### TASK INSTRUCTIONS
Answer with a single number stating how many lines of the entries below include the string "icon".

*** MATERIAL FOR THIS EXERCISE Section Begins ***

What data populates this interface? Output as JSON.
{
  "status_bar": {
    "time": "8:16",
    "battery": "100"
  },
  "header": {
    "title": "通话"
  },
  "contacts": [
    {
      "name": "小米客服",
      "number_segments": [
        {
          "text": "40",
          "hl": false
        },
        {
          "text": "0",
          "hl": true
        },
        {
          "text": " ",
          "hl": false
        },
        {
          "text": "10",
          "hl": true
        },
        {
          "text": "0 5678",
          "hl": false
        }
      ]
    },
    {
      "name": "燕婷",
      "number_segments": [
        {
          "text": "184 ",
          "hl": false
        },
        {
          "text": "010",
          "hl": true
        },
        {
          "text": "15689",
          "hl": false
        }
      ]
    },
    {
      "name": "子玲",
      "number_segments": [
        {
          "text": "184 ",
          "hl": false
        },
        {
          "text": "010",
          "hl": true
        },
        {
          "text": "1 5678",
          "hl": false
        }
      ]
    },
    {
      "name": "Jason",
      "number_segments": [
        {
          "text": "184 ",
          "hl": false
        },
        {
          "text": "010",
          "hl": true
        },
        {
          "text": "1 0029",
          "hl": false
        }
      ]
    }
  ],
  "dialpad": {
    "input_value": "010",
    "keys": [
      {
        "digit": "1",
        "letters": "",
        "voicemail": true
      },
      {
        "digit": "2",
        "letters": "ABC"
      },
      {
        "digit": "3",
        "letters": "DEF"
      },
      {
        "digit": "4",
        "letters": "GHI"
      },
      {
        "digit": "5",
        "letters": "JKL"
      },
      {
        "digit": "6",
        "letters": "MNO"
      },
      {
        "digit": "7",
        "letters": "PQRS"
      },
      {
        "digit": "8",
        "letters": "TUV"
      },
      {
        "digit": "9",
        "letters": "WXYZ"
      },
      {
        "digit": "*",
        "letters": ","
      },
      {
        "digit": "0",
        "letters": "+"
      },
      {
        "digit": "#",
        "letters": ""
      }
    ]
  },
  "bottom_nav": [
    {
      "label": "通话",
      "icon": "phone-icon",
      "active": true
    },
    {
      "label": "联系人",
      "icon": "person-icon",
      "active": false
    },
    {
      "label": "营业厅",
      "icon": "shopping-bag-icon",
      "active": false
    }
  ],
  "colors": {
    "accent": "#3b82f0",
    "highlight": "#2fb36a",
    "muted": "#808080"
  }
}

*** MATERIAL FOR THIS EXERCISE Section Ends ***

### TASK SOLUTION
3